So far, it does largely follow the easiness of WoW. I am currently level 42, and the only time I have needed other players is when I have needed to do a dungeon to complete a quest. You can’t do a dungeon solo, there isn’t even the option as far as I can tell, you have to do it with a group. So group I must. I have also grouped and done dungeons just as a change of pace from walking back and forth from the dull quests. But overall it’s a mostly soloable game which I don’t like because it is an multiplayer game after all. Also, I play a healer, which to me by definition should be asking for someone to heal but whatever. There is also no real death penalty as far as I can tell. I know items degrade over time, but they degrade for pretty much any reason. Using a spell in combat degrades boots for some reason, as does enemies hitting you and once to 0% I think the item no longer provides its bonuses anymore but I don’t ever notice a big enough drop off in my production so I tend to just keep going with a few items broken. Oh well. And I don’t notice a significant hit to those items durability from death so again I don’t really notice a death penalty.
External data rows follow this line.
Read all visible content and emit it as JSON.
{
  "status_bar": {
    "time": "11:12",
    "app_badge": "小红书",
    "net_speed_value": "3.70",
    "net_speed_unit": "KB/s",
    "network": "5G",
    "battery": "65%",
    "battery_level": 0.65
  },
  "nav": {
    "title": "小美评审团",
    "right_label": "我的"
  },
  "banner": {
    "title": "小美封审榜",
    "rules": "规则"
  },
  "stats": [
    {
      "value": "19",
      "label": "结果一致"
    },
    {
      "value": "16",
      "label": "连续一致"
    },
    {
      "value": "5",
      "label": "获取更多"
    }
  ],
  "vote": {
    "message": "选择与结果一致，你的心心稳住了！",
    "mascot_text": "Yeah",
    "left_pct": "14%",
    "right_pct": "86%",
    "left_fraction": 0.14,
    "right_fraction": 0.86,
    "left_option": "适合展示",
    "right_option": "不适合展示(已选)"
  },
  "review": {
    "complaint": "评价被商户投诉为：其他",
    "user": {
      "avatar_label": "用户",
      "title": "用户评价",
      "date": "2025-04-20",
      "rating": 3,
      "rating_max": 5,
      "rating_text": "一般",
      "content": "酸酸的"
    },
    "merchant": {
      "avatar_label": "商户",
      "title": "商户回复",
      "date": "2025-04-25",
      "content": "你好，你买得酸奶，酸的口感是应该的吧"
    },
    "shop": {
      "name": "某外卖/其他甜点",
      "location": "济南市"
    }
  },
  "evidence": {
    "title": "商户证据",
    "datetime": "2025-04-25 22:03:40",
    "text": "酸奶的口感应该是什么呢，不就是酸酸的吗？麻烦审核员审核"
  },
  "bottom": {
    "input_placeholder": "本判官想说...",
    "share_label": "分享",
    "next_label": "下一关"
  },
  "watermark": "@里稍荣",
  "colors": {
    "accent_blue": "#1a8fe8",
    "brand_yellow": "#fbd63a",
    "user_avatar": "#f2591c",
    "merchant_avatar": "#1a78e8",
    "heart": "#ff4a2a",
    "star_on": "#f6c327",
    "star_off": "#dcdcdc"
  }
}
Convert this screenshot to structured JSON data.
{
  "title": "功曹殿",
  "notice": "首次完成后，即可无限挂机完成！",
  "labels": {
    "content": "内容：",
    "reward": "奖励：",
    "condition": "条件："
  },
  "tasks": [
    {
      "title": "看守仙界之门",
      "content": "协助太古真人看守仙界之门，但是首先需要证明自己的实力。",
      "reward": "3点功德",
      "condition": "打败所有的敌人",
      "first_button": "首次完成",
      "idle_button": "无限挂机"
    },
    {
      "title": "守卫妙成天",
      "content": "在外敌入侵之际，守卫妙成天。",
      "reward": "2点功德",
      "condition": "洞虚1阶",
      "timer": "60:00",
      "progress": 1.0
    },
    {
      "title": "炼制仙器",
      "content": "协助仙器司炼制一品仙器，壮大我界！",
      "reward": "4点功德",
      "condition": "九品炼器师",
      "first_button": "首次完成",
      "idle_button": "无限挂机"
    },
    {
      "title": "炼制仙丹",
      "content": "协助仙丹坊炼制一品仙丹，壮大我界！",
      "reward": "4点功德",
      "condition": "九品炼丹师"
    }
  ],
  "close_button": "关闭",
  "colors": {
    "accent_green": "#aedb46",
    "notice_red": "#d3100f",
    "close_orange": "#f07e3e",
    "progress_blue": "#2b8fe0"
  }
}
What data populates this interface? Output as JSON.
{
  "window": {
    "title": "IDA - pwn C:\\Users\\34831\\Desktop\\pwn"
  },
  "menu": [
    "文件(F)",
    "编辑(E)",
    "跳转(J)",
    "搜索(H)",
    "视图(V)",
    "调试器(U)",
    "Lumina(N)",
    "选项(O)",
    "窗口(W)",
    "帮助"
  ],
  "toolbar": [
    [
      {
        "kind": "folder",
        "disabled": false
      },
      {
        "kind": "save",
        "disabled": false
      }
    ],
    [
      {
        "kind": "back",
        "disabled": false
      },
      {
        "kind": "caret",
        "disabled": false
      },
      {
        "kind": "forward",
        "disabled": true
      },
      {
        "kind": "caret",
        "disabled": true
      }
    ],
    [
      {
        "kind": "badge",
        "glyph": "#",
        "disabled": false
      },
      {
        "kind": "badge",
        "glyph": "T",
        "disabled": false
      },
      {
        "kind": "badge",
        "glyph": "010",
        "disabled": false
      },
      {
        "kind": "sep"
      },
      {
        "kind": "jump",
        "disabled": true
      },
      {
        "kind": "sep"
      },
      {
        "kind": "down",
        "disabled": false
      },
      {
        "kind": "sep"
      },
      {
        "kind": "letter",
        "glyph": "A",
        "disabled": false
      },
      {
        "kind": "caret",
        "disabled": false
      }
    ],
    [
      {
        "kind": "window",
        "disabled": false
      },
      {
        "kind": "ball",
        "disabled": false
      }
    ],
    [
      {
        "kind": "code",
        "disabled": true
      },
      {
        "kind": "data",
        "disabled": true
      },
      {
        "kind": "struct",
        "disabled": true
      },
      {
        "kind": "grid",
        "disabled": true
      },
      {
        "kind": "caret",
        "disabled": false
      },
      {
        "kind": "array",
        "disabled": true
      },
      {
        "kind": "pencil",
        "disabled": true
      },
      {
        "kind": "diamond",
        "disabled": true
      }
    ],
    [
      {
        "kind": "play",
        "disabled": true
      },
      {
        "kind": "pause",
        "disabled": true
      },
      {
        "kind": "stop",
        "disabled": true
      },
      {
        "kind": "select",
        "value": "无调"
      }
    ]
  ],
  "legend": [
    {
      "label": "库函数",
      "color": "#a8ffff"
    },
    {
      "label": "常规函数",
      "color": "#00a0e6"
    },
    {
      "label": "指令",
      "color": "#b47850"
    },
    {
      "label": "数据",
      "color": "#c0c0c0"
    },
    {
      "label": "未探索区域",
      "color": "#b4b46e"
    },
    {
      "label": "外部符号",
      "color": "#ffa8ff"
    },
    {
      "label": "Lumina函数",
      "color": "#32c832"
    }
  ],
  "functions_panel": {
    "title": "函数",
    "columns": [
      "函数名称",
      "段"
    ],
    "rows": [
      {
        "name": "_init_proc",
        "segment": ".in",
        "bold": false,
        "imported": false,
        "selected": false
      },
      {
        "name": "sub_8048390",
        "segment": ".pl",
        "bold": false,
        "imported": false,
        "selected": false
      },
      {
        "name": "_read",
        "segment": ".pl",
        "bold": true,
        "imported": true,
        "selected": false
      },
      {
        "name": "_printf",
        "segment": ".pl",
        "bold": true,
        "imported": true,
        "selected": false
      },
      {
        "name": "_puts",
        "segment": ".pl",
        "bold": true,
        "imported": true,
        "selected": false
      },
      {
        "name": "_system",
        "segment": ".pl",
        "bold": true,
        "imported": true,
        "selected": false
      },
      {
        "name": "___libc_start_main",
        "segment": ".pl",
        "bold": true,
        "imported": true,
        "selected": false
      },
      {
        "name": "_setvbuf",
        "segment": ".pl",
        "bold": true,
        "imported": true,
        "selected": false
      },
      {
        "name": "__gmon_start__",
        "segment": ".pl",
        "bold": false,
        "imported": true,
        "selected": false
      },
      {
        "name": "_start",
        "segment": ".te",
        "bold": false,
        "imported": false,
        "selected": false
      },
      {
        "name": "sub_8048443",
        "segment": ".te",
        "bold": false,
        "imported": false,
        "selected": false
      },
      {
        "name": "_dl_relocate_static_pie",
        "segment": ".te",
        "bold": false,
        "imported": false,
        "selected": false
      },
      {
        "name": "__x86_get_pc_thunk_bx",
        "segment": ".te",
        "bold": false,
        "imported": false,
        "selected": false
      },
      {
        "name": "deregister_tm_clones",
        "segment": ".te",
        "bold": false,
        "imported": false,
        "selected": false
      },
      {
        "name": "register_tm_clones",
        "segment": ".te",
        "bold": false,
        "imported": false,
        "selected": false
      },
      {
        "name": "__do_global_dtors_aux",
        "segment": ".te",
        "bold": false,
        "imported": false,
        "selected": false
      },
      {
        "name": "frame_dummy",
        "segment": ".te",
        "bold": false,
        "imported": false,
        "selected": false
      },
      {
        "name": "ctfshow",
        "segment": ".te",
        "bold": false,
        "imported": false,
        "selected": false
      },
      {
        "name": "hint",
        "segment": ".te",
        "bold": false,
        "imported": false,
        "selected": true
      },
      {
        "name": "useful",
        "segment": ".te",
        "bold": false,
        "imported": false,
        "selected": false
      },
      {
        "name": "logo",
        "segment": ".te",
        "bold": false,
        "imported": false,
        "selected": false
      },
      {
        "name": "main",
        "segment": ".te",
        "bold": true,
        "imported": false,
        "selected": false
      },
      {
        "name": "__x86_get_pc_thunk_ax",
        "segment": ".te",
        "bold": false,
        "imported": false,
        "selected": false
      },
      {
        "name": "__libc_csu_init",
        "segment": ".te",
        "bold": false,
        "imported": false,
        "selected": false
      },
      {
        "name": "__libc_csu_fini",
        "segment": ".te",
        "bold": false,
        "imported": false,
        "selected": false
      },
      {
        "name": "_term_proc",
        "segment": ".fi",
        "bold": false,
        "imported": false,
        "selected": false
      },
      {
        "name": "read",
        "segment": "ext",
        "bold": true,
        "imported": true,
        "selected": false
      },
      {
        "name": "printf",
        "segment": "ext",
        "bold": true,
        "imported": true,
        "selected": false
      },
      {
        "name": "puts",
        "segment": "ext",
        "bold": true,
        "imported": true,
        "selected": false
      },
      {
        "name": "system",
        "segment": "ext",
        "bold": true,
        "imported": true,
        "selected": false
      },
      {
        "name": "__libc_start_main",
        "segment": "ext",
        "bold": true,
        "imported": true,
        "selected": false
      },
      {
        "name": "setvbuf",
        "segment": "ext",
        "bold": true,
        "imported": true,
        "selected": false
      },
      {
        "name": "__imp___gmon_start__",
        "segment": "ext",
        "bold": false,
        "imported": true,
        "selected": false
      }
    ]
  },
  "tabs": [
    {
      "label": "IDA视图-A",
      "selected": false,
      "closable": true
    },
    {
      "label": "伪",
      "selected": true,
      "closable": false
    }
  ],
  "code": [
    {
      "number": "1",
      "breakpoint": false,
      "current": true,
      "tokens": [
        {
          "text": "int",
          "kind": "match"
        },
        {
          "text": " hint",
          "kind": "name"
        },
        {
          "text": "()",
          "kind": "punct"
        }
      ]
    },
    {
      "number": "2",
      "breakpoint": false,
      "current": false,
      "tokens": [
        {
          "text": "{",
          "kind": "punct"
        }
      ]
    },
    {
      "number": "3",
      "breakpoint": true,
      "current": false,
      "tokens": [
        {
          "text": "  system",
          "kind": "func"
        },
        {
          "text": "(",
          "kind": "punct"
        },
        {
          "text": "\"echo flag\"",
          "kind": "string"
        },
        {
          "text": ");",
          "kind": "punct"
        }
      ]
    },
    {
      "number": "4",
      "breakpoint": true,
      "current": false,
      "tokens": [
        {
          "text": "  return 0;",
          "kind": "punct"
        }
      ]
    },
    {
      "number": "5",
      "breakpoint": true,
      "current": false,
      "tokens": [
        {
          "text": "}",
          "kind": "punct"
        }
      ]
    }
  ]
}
Really FFXIV seems like a WoW 2.0. But I feel that is where most MMOs are going these days so I guess I gotta live with it if I want to continue with the genre.

I also dislike that FFXIV requires you to unlock everything via quest. And I do mean everything. I don’t think I could have grouped until I unlocked that via quest. You have to unlock jobs via quest (which I think is good), every dungeon, trial, every version of dungeon (Hard, extreme, savage), everything has to be unlocked via quest. To some degree I kind of like it, it gives an extra sense of progression. But on the other side, some features I feel should just be available. Like really? I have to unlock the email service during a quest? It also makes me think I can’t do certain things until I find the quest to unlock it so that when  you run across one of the few things you don’t need the quest to unlock, you still aren’t using it because you still feel you need a quest. (I ran into this with their guilds, thinking there must be a quest to unlock them as there was a greyed out option in my bar and i figured I needed to unlock that to search for guilds, but no, you just can’t search for guilds in the game apparently). I am currently in the midst of a bit where I have tons of unlock quests from the time that 50 was the highest level, so there are all these level 50 dungeons I need to unlock and hard versions and extreme versions and whatever. It gets old, and none of them seem to give xp because 50 was max cap even though it isn’t anymore.

Be that as it may, I am trudging through. I have found a guild and continue on with progression. I have yet to find myself in a raid because I still haven’t hit 60. But I hope to be full on raiding shortly. Here’s to hoping at least.

Online Anniversary

2013 is actually a really special year to me. It marks my 20th year being online and playing online RPGs. I don’t honestly have an exact date as to when it occurred, I just remember being 15 years old when I discovered everything. I usually pen in my discovery of these fine interwebs and MMOs to August. Continue reading “Online Anniversary”